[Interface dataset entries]
╭──

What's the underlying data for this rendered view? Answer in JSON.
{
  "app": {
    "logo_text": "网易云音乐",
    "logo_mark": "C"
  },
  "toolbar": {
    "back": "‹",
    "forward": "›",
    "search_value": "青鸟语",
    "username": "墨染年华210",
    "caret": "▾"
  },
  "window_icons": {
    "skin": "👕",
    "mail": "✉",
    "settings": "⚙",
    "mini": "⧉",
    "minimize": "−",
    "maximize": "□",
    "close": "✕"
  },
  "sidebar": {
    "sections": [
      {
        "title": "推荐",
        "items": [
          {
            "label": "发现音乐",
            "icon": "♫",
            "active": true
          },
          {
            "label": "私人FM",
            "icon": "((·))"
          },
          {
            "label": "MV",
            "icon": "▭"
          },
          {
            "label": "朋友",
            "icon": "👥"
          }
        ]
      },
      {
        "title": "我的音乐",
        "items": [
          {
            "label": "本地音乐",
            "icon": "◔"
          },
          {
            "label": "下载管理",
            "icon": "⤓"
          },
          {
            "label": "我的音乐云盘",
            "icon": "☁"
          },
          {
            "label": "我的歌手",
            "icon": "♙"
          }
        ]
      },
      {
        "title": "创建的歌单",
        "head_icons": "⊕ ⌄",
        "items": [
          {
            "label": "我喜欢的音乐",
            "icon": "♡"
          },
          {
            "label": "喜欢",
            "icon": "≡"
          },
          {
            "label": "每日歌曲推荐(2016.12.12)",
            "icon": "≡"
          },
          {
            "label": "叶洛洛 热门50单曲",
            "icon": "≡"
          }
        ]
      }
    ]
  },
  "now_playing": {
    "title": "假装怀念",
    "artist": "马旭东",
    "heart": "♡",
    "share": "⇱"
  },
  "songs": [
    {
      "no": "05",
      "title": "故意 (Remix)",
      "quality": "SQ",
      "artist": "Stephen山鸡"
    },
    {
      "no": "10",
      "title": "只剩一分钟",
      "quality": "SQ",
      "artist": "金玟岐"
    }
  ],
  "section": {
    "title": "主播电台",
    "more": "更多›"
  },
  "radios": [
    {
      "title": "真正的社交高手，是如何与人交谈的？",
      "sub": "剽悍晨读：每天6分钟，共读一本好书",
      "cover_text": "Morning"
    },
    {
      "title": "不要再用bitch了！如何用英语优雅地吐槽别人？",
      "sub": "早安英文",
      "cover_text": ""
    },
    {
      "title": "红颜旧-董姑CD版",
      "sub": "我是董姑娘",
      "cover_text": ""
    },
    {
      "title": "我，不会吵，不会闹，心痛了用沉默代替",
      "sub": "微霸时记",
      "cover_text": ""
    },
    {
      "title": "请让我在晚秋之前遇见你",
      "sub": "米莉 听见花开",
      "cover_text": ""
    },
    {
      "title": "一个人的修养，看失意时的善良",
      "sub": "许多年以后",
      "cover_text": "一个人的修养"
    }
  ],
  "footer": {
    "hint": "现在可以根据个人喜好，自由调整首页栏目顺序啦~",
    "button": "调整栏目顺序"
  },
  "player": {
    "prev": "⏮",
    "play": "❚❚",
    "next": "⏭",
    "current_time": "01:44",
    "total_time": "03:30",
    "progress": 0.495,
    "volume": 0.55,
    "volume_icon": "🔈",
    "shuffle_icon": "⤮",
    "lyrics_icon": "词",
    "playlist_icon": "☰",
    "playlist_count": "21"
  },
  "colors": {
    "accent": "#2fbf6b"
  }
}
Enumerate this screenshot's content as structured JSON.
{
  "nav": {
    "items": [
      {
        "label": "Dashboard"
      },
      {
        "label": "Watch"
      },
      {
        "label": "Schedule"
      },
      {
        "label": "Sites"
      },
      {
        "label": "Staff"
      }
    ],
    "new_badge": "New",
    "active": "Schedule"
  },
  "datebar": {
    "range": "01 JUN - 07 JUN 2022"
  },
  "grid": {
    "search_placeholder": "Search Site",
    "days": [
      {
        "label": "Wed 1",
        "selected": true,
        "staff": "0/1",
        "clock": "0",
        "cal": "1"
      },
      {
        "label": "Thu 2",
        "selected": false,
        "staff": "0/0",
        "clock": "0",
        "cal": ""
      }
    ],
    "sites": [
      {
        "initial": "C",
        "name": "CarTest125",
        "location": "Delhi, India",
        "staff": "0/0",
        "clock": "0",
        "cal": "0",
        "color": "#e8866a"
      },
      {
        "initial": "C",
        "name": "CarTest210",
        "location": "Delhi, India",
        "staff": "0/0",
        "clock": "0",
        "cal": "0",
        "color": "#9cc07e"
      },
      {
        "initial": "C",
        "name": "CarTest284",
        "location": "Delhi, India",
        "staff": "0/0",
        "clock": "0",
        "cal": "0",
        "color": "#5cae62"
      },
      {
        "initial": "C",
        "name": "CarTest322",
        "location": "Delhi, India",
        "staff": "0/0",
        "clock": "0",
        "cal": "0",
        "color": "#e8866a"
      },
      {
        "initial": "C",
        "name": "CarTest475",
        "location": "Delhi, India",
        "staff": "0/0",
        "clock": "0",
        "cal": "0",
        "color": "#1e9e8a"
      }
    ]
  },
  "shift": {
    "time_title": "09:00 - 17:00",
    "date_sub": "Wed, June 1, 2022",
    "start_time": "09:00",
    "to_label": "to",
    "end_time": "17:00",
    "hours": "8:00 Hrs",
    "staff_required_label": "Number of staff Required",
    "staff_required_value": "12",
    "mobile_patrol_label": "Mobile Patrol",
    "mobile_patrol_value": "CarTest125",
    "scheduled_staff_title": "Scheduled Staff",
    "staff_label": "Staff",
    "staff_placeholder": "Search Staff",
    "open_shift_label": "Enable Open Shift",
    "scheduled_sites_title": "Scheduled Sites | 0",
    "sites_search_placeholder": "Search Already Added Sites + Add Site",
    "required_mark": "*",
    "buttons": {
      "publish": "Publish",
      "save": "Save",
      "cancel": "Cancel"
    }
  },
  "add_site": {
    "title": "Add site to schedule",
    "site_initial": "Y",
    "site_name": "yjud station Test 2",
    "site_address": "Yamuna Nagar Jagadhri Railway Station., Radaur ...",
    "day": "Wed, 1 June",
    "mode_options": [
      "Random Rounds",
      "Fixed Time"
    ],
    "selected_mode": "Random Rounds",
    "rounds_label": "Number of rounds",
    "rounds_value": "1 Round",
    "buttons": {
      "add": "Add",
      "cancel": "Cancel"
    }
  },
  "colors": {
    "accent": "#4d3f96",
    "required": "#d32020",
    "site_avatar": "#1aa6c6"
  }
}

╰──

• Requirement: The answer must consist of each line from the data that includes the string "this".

• Solved problem:
What's the underlying data for this rendered view? Answer in JSON.
Enumerate this screenshot's content as structured JSON.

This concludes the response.